In the event that I die, can my spouse rollover my solo 401k to his own Roth IRA and continue to be exempt from having to take RMD’s from the Roth IRA?
Assuming you are referring to the Roth solo 401k designated account funds, yes your understanding is correct, as under the current Roth IRA regulations the surviving spouse of the Roth solo 401(k) can transfer the Roth solo 401k funds to his or her own Roth IRA; therefore the ROTH IRA will not be subject to required distributions. This is a Roth IRA distribution exception and is only afforded to spousal beneficiaries. Reason being, unlike non-spouse beneficiaries (e.g., the decedent’s daughter) who must transfer the solo 401k funds to a beneficiary IRA if they choose not to take a lump-sum distribution , the regulations allow for the surviving spouse to essentially treat the inherited funds as his or her own when transferred to an IRA. This means the spouse can treat the new IRA as always having been her own IRA. To learn more about beneficiary solo 401k rules, CLICK HERE.
My Wife vs My Trust as Beneficiary QUESTION:
I want to make sure I understand the mechanism involved in this process. Currently my wife and I’s Solo 401k assets are held in the Solo 401k Trust. Does that mean upon her and my deaths the assets from the Solo 401k Trust would flow directly into our “living revocable” trust and be distributed accordingly?

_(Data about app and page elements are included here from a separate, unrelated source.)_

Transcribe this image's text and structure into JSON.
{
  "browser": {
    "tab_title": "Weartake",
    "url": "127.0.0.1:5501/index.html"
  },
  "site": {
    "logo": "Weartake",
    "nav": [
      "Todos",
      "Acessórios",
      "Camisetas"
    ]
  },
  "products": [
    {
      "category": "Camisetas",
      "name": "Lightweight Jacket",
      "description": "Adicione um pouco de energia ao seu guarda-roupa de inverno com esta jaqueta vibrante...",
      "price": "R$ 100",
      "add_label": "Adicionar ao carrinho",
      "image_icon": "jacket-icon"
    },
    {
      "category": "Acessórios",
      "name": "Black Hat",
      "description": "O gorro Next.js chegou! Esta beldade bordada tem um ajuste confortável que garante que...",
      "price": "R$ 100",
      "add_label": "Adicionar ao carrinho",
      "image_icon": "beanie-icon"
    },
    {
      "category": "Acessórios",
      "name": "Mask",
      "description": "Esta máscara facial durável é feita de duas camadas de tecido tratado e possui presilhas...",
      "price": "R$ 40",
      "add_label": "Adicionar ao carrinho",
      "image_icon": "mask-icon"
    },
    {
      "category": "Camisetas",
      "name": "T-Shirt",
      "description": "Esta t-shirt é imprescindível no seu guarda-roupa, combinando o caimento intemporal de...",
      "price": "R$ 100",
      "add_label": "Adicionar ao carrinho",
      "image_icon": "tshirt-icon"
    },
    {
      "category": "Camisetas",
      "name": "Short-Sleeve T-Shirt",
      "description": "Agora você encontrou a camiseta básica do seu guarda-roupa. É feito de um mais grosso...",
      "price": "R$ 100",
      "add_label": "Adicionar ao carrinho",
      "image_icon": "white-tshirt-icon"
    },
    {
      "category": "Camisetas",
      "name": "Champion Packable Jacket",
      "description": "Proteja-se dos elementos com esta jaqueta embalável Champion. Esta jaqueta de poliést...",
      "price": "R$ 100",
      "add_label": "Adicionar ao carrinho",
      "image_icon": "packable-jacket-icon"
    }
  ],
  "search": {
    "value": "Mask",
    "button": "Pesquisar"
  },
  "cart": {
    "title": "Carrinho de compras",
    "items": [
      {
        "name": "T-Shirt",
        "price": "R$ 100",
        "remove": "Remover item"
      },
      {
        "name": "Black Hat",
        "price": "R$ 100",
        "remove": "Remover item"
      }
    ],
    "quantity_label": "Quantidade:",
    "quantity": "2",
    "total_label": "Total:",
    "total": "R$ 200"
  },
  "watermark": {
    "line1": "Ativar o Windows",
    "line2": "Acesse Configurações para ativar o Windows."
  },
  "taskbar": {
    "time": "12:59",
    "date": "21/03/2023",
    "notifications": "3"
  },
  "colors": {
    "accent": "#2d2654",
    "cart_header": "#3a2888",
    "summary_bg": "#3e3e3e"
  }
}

Upon your death, your solo 401k funds would flow to the living trust if the living trust is the primary beneficiary. Distributions would than commence through the living trust by 12/31 of the year following your death which would subject the pre-tax funds to federal and state taxes. Therefore, it may be best to name your spouse as the primary beneficiary instead of the living trust so that she could then transfer the funds to her own solo 401k or or her own IRA. This would allow her to continue growing the retirement funds without having to take distributions until she reaches age 72.